- verify that expensive point-of-purchase materials make it to the sales floor, remain in good condition, and are displayed correctly;
- assure that areas within stores that are leased by manufacturers follow company guidelines;
- let manufacturers know that retailers are getting their products to the floor, and displaying them correctly;
- provide deeper understanding about sight-lines and other marketing/sales opportunities within stores;
- replace valuable field employee time by outsourcing audit functions to mystery shopping companies;
- can be linked directly within an evaluation report, allowing clients to view the report and the photos simultaneously.
You’ve got mail
E-mail has advanced the speed of reporting in the mystery shopping industry dramatically. In the not-too-distant past, providers would mail out assignments to their shoppers, who would hand-write their reports and mail or fax them back. The reports would be given a quick scan by a proofreader, sometimes hand-corrected, and forwarded to the client – again, usually via mail or fax.
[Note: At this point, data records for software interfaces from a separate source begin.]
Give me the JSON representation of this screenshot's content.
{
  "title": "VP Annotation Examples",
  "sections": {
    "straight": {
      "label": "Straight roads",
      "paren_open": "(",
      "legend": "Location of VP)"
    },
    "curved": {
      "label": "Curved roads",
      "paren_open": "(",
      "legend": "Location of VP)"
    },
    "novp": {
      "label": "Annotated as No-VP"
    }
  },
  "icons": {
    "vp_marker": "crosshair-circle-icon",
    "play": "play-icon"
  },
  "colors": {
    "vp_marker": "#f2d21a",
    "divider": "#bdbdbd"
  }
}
A span of three to four weeks between the shop and the report was not uncommon.
Some providers eventually developed databases into which the reports were entered by a data entry team. At the end of the month, if any roll-up/summary reporting was provided at all, it may have been cut-and-pasted.
Today, fully integrated solutions, marrying back-office functions such as a shopper database, screening and scheduling of shoppers, and accounting, are used by some providers. Web-based reports, ready for the client to view the same day of the visit or within about 48 hours, are always a main benefit of such systems. Some systems allow for reports to be sent automatically via e-mail, simultaneously to multiple people, such as the owner, regional managers and each site manager. Viewers can compare locations, management levels, even drill down to a question-by-question analysis, over the entire history of their mystery shopping program and/or for specific date ranges.
Shopper certification takes off
In late 2002, an industry-wide effort to help improve overall skills and assist members in improving the quality of reporting was undertaken by the Mystery Shopping Providers Association (MSPA), which began offering a certification process for interested mystery shoppers. There are currently two certifications available: silver and gold.
Silver certification requires a shopper to attend an online educational program, followed by a comprehensive test about general mystery shopping skills. If they pass, they are awarded silver certification. Gold certification is open only to shoppers with silver certification, and requires shoppers to attend a one-day seminar, held in approximately 25 locations annually throughout the United States. These seminars cover the issues shoppers are required to know and comply with in the course of their duties. As of this writing, almost 22,000 shoppers were awarded silver certification, and more than 2,000 were awarded gold certification, so over 24,000 shoppers have been certified by MSPA in just two years!
Today’s mystery shopping programs are sophisticated, proven business tools that, executed and used properly, provide clients with a clear strategic advantage over their competition. Using the latest technologies, certified shoppers, advanced analytical tools and other professional methodologies, mystery shopping providers have assisted their clients in improving how customers and potential customers are assisted on-site, on the phone, and online; and helped improve customers’ overall experiences, with the aim of generating greater customer loyalty.